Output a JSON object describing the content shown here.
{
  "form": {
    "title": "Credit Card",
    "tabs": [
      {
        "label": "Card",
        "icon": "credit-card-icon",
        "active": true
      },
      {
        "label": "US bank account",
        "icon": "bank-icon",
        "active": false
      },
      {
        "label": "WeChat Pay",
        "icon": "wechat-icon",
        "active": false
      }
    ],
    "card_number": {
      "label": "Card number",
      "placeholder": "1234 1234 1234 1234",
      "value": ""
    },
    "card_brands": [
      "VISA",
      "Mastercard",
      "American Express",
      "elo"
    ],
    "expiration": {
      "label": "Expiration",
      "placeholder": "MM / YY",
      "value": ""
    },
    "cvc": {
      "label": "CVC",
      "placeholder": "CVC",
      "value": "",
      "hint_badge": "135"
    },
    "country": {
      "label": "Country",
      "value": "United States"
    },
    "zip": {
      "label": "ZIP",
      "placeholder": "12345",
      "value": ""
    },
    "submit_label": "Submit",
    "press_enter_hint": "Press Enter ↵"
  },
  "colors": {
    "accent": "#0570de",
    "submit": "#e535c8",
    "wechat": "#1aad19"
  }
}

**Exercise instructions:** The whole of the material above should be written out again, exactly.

**Response below:**
Output a JSON object describing the content shown here.
{
  "form": {
    "title": "Credit Card",
    "tabs": [
      {
        "label": "Card",
        "icon": "credit-card-icon",
        "active": true
      },
      {
        "label": "US bank account",
        "icon": "bank-icon",
        "active": false
      },
      {
        "label": "WeChat Pay",
        "icon": "wechat-icon",
        "active": false
      }
    ],
    "card_number": {
      "label": "Card number",
      "placeholder": "1234 1234 1234 1234",
      "value": ""
    },
    "card_brands": [
      "VISA",
      "Mastercard",
      "American Express",
      "elo"
    ],
    "expiration": {
      "label": "Expiration",
      "placeholder": "MM / YY",
      "value": ""
    },
    "cvc": {
      "label": "CVC",
      "placeholder": "CVC",
      "value": "",
      "hint_badge": "135"
    },
    "country": {
      "label": "Country",
      "value": "United States"
    },
    "zip": {
      "label": "ZIP",
      "placeholder": "12345",
      "value": ""
    },
    "submit_label": "Submit",
    "press_enter_hint": "Press Enter ↵"
  },
  "colors": {
    "accent": "#0570de",
    "submit": "#e535c8",
    "wechat": "#1aad19"
  }
}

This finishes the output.